[Data items]

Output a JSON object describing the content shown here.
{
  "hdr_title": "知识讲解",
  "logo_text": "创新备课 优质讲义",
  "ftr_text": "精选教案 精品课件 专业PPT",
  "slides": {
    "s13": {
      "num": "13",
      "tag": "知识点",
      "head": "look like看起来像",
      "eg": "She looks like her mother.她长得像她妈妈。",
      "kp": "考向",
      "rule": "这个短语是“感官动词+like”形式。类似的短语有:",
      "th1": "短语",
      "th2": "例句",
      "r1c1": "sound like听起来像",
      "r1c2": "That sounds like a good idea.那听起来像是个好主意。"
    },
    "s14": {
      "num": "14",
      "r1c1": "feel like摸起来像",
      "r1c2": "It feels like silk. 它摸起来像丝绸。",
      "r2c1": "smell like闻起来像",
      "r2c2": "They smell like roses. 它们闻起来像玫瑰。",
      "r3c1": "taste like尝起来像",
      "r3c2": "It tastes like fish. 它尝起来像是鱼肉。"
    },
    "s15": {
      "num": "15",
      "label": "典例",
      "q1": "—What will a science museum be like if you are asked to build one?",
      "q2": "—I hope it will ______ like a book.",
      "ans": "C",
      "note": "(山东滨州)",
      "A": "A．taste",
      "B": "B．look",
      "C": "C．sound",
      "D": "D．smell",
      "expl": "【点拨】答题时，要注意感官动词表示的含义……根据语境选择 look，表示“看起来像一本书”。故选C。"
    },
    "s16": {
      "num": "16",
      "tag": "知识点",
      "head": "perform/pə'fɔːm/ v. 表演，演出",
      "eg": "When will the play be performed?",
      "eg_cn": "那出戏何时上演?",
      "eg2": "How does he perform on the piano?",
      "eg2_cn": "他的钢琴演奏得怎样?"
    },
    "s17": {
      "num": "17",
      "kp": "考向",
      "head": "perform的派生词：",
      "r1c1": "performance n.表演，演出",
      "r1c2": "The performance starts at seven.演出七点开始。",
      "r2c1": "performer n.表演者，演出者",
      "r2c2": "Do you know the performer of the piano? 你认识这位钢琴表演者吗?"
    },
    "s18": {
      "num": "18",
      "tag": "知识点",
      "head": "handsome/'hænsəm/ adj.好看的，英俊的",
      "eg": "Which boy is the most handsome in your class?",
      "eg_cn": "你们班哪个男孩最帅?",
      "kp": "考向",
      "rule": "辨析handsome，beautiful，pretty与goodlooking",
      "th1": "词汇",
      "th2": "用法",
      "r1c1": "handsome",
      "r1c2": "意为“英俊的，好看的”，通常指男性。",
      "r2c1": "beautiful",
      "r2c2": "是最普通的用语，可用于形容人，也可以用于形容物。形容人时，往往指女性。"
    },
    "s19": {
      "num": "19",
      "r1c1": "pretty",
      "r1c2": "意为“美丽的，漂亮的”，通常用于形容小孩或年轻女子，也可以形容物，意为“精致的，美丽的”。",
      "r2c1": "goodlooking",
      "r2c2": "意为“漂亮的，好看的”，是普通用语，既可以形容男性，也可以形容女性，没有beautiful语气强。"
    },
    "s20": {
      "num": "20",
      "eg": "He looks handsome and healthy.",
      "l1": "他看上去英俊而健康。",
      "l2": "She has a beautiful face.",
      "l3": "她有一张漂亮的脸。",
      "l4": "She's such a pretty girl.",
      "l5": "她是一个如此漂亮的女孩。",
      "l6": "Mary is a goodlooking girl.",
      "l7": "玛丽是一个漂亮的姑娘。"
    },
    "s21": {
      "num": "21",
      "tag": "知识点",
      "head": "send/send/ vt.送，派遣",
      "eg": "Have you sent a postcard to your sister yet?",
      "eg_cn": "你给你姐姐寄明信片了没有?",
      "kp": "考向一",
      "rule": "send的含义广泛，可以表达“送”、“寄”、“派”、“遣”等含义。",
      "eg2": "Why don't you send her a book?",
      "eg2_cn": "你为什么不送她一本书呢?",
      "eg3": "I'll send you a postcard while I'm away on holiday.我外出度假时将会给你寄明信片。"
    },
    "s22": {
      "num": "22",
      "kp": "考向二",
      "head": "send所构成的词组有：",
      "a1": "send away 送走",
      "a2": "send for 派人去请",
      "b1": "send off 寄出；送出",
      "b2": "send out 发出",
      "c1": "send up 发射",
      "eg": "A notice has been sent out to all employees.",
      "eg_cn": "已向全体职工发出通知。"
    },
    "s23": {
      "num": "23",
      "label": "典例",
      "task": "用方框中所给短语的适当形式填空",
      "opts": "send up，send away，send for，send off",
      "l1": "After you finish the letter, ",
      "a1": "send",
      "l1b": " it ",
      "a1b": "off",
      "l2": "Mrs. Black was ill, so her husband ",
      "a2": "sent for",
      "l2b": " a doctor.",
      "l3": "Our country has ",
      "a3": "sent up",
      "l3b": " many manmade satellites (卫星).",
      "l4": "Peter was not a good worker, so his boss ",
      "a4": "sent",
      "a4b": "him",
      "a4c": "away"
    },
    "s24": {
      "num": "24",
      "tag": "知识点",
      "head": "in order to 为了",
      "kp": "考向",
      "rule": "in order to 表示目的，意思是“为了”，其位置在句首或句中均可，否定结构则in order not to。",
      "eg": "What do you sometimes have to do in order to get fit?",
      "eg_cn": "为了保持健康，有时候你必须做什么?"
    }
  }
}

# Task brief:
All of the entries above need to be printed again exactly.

# Expected output:
Output a JSON object describing the content shown here.
{
  "hdr_title": "知识讲解",
  "logo_text": "创新备课 优质讲义",
  "ftr_text": "精选教案 精品课件 专业PPT",
  "slides": {
    "s13": {
      "num": "13",
      "tag": "知识点",
      "head": "look like看起来像",
      "eg": "She looks like her mother.她长得像她妈妈。",
      "kp": "考向",
      "rule": "这个短语是“感官动词+like”形式。类似的短语有:",
      "th1": "短语",
      "th2": "例句",
      "r1c1": "sound like听起来像",
      "r1c2": "That sounds like a good idea.那听起来像是个好主意。"
    },
    "s14": {
      "num": "14",
      "r1c1": "feel like摸起来像",
      "r1c2": "It feels like silk. 它摸起来像丝绸。",
      "r2c1": "smell like闻起来像",
      "r2c2": "They smell like roses. 它们闻起来像玫瑰。",
      "r3c1": "taste like尝起来像",
      "r3c2": "It tastes like fish. 它尝起来像是鱼肉。"
    },
    "s15": {
      "num": "15",
      "label": "典例",
      "q1": "—What will a science museum be like if you are asked to build one?",
      "q2": "—I hope it will ______ like a book.",
      "ans": "C",
      "note": "(山东滨州)",
      "A": "A．taste",
      "B": "B．look",
      "C": "C．sound",
      "D": "D．smell",
      "expl": "【点拨】答题时，要注意感官动词表示的含义……根据语境选择 look，表示“看起来像一本书”。故选C。"
    },
    "s16": {
      "num": "16",
      "tag": "知识点",
      "head": "perform/pə'fɔːm/ v. 表演，演出",
      "eg": "When will the play be performed?",
      "eg_cn": "那出戏何时上演?",
      "eg2": "How does he perform on the piano?",
      "eg2_cn": "他的钢琴演奏得怎样?"
    },
    "s17": {
      "num": "17",
      "kp": "考向",
      "head": "perform的派生词：",
      "r1c1": "performance n.表演，演出",
      "r1c2": "The performance starts at seven.演出七点开始。",
      "r2c1": "performer n.表演者，演出者",
      "r2c2": "Do you know the performer of the piano? 你认识这位钢琴表演者吗?"
    },
    "s18": {
      "num": "18",
      "tag": "知识点",
      "head": "handsome/'hænsəm/ adj.好看的，英俊的",
      "eg": "Which boy is the most handsome in your class?",
      "eg_cn": "你们班哪个男孩最帅?",
      "kp": "考向",
      "rule": "辨析handsome，beautiful，pretty与goodlooking",
      "th1": "词汇",
      "th2": "用法",
      "r1c1": "handsome",
      "r1c2": "意为“英俊的，好看的”，通常指男性。",
      "r2c1": "beautiful",
      "r2c2": "是最普通的用语，可用于形容人，也可以用于形容物。形容人时，往往指女性。"
    },
    "s19": {
      "num": "19",
      "r1c1": "pretty",
      "r1c2": "意为“美丽的，漂亮的”，通常用于形容小孩或年轻女子，也可以形容物，意为“精致的，美丽的”。",
      "r2c1": "goodlooking",
      "r2c2": "意为“漂亮的，好看的”，是普通用语，既可以形容男性，也可以形容女性，没有beautiful语气强。"
    },
    "s20": {
      "num": "20",
      "eg": "He looks handsome and healthy.",
      "l1": "他看上去英俊而健康。",
      "l2": "She has a beautiful face.",
      "l3": "她有一张漂亮的脸。",
      "l4": "She's such a pretty girl.",
      "l5": "她是一个如此漂亮的女孩。",
      "l6": "Mary is a goodlooking girl.",
      "l7": "玛丽是一个漂亮的姑娘。"
    },
    "s21": {
      "num": "21",
      "tag": "知识点",
      "head": "send/send/ vt.送，派遣",
      "eg": "Have you sent a postcard to your sister yet?",
      "eg_cn": "你给你姐姐寄明信片了没有?",
      "kp": "考向一",
      "rule": "send的含义广泛，可以表达“送”、“寄”、“派”、“遣”等含义。",
      "eg2": "Why don't you send her a book?",
      "eg2_cn": "你为什么不送她一本书呢?",
      "eg3": "I'll send you a postcard while I'm away on holiday.我外出度假时将会给你寄明信片。"
    },
    "s22": {
      "num": "22",
      "kp": "考向二",
      "head": "send所构成的词组有：",
      "a1": "send away 送走",
      "a2": "send for 派人去请",
      "b1": "send off 寄出；送出",
      "b2": "send out 发出",
      "c1": "send up 发射",
      "eg": "A notice has been sent out to all employees.",
      "eg_cn": "已向全体职工发出通知。"
    },
    "s23": {
      "num": "23",
      "label": "典例",
      "task": "用方框中所给短语的适当形式填空",
      "opts": "send up，send away，send for，send off",
      "l1": "After you finish the letter, ",
      "a1": "send",
      "l1b": " it ",
      "a1b": "off",
      "l2": "Mrs. Black was ill, so her husband ",
      "a2": "sent for",
      "l2b": " a doctor.",
      "l3": "Our country has ",
      "a3": "sent up",
      "l3b": " many manmade satellites (卫星).",
      "l4": "Peter was not a good worker, so his boss ",
      "a4": "sent",
      "a4b": "him",
      "a4c": "away"
    },
    "s24": {
      "num": "24",
      "tag": "知识点",
      "head": "in order to 为了",
      "kp": "考向",
      "rule": "in order to 表示目的，意思是“为了”，其位置在句首或句中均可，否定结构则in order not to。",
      "eg": "What do you sometimes have to do in order to get fit?",
      "eg_cn": "为了保持健康，有时候你必须做什么?"
    }
  }
}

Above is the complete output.